"""

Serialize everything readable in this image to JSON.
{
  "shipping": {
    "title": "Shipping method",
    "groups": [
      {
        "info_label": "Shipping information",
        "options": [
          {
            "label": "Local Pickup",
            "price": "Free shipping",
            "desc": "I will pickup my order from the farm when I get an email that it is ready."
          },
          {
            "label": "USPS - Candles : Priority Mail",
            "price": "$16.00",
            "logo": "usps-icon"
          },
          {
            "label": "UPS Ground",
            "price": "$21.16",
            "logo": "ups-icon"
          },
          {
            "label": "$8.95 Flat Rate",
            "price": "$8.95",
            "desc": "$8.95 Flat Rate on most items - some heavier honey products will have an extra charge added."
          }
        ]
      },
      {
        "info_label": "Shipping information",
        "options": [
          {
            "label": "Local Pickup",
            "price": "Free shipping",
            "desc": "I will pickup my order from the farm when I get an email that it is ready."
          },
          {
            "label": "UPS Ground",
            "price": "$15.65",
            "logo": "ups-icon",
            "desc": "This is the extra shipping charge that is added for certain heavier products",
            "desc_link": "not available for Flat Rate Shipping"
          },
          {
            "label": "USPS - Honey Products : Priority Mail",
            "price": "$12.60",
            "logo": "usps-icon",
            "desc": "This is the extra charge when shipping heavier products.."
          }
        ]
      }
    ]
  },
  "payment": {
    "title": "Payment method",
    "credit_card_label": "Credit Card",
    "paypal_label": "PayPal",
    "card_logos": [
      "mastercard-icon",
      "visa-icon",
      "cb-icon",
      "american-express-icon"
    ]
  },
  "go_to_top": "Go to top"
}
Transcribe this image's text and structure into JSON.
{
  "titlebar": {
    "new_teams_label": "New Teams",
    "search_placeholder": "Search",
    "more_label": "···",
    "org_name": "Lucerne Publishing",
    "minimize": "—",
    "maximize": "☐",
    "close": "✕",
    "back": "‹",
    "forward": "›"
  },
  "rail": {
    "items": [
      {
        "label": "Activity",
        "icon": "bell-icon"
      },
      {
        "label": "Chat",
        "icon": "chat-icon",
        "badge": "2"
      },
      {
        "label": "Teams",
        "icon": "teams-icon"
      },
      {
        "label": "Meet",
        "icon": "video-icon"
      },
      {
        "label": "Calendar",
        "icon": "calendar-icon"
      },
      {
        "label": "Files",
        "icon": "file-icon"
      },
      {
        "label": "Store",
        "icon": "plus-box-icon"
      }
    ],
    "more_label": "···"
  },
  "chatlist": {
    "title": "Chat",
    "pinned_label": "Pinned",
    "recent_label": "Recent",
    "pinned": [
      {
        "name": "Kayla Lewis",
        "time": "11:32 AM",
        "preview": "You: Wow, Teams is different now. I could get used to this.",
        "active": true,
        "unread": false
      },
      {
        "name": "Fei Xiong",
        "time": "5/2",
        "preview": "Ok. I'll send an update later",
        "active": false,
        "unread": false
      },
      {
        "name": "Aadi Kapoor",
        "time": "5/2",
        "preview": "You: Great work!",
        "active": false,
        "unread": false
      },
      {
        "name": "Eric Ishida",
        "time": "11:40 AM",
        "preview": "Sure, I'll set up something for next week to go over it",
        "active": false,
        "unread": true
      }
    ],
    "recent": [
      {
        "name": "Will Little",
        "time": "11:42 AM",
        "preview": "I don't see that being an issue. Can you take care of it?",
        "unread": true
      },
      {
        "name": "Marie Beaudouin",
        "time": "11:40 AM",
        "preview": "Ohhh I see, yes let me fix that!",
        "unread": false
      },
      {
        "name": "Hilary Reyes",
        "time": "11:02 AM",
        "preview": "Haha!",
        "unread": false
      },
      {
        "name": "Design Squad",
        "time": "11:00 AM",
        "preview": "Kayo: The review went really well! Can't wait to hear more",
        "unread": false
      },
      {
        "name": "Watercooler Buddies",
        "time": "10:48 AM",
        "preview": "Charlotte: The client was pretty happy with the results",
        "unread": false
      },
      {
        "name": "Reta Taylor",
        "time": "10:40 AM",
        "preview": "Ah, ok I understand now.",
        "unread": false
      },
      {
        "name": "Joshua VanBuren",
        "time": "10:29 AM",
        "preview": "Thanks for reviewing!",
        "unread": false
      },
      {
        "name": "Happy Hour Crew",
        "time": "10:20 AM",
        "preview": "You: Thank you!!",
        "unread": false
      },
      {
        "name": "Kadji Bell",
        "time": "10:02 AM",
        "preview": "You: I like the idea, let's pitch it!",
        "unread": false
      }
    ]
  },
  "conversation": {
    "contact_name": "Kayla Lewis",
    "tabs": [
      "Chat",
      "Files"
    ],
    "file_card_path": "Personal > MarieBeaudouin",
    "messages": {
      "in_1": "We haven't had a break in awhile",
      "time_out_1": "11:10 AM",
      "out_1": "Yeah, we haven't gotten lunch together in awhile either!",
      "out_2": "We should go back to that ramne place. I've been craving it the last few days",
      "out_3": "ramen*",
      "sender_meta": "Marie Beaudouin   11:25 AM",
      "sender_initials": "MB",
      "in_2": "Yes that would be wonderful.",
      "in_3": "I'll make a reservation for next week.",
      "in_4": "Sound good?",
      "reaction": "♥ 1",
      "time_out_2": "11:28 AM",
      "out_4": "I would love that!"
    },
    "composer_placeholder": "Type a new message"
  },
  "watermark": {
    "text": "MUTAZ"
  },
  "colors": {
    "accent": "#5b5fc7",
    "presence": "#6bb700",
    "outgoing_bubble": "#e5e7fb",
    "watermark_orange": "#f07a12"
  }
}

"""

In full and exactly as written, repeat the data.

Serialize everything readable in this image to JSON.
{
  "shipping": {
    "title": "Shipping method",
    "groups": [
      {
        "info_label": "Shipping information",
        "options": [
          {
            "label": "Local Pickup",
            "price": "Free shipping",
            "desc": "I will pickup my order from the farm when I get an email that it is ready."
          },
          {
            "label": "USPS - Candles : Priority Mail",
            "price": "$16.00",
            "logo": "usps-icon"
          },
          {
            "label": "UPS Ground",
            "price": "$21.16",
            "logo": "ups-icon"
          },
          {
            "label": "$8.95 Flat Rate",
            "price": "$8.95",
            "desc": "$8.95 Flat Rate on most items - some heavier honey products will have an extra charge added."
          }
        ]
      },
      {
        "info_label": "Shipping information",
        "options": [
          {
            "label": "Local Pickup",
            "price": "Free shipping",
            "desc": "I will pickup my order from the farm when I get an email that it is ready."
          },
          {
            "label": "UPS Ground",
            "price": "$15.65",
            "logo": "ups-icon",
            "desc": "This is the extra shipping charge that is added for certain heavier products",
            "desc_link": "not available for Flat Rate Shipping"
          },
          {
            "label": "USPS - Honey Products : Priority Mail",
            "price": "$12.60",
            "logo": "usps-icon",
            "desc": "This is the extra charge when shipping heavier products.."
          }
        ]
      }
    ]
  },
  "payment": {
    "title": "Payment method",
    "credit_card_label": "Credit Card",
    "paypal_label": "PayPal",
    "card_logos": [
      "mastercard-icon",
      "visa-icon",
      "cb-icon",
      "american-express-icon"
    ]
  },
  "go_to_top": "Go to top"
}
Transcribe this image's text and structure into JSON.
{
  "titlebar": {
    "new_teams_label": "New Teams",
    "search_placeholder": "Search",
    "more_label": "···",
    "org_name": "Lucerne Publishing",
    "minimize": "—",
    "maximize": "☐",
    "close": "✕",
    "back": "‹",
    "forward": "›"
  },
  "rail": {
    "items": [
      {
        "label": "Activity",
        "icon": "bell-icon"
      },
      {
        "label": "Chat",
        "icon": "chat-icon",
        "badge": "2"
      },
      {
        "label": "Teams",
        "icon": "teams-icon"
      },
      {
        "label": "Meet",
        "icon": "video-icon"
      },
      {
        "label": "Calendar",
        "icon": "calendar-icon"
      },
      {
        "label": "Files",
        "icon": "file-icon"
      },
      {
        "label": "Store",
        "icon": "plus-box-icon"
      }
    ],
    "more_label": "···"
  },
  "chatlist": {
    "title": "Chat",
    "pinned_label": "Pinned",
    "recent_label": "Recent",
    "pinned": [
      {
        "name": "Kayla Lewis",
        "time": "11:32 AM",
        "preview": "You: Wow, Teams is different now. I could get used to this.",
        "active": true,
        "unread": false
      },
      {
        "name": "Fei Xiong",
        "time": "5/2",
        "preview": "Ok. I'll send an update later",
        "active": false,
        "unread": false
      },
      {
        "name": "Aadi Kapoor",
        "time": "5/2",
        "preview": "You: Great work!",
        "active": false,
        "unread": false
      },
      {
        "name": "Eric Ishida",
        "time": "11:40 AM",
        "preview": "Sure, I'll set up something for next week to go over it",
        "active": false,
        "unread": true
      }
    ],
    "recent": [
      {
        "name": "Will Little",
        "time": "11:42 AM",
        "preview": "I don't see that being an issue. Can you take care of it?",
        "unread": true
      },
      {
        "name": "Marie Beaudouin",
        "time": "11:40 AM",
        "preview": "Ohhh I see, yes let me fix that!",
        "unread": false
      },
      {
        "name": "Hilary Reyes",
        "time": "11:02 AM",
        "preview": "Haha!",
        "unread": false
      },
      {
        "name": "Design Squad",
        "time": "11:00 AM",
        "preview": "Kayo: The review went really well! Can't wait to hear more",
        "unread": false
      },
      {
        "name": "Watercooler Buddies",
        "time": "10:48 AM",
        "preview": "Charlotte: The client was pretty happy with the results",
        "unread": false
      },
      {
        "name": "Reta Taylor",
        "time": "10:40 AM",
        "preview": "Ah, ok I understand now.",
        "unread": false
      },
      {
        "name": "Joshua VanBuren",
        "time": "10:29 AM",
        "preview": "Thanks for reviewing!",
        "unread": false
      },
      {
        "name": "Happy Hour Crew",
        "time": "10:20 AM",
        "preview": "You: Thank you!!",
        "unread": false
      },
      {
        "name": "Kadji Bell",
        "time": "10:02 AM",
        "preview": "You: I like the idea, let's pitch it!",
        "unread": false
      }
    ]
  },
  "conversation": {
    "contact_name": "Kayla Lewis",
    "tabs": [
      "Chat",
      "Files"
    ],
    "file_card_path": "Personal > MarieBeaudouin",
    "messages": {
      "in_1": "We haven't had a break in awhile",
      "time_out_1": "11:10 AM",
      "out_1": "Yeah, we haven't gotten lunch together in awhile either!",
      "out_2": "We should go back to that ramne place. I've been craving it the last few days",
      "out_3": "ramen*",
      "sender_meta": "Marie Beaudouin   11:25 AM",
      "sender_initials": "MB",
      "in_2": "Yes that would be wonderful.",
      "in_3": "I'll make a reservation for next week.",
      "in_4": "Sound good?",
      "reaction": "♥ 1",
      "time_out_2": "11:28 AM",
      "out_4": "I would love that!"
    },
    "composer_placeholder": "Type a new message"
  },
  "watermark": {
    "text": "MUTAZ"
  },
  "colors": {
    "accent": "#5b5fc7",
    "presence": "#6bb700",
    "outgoing_bubble": "#e5e7fb",
    "watermark_orange": "#f07a12"
  }
}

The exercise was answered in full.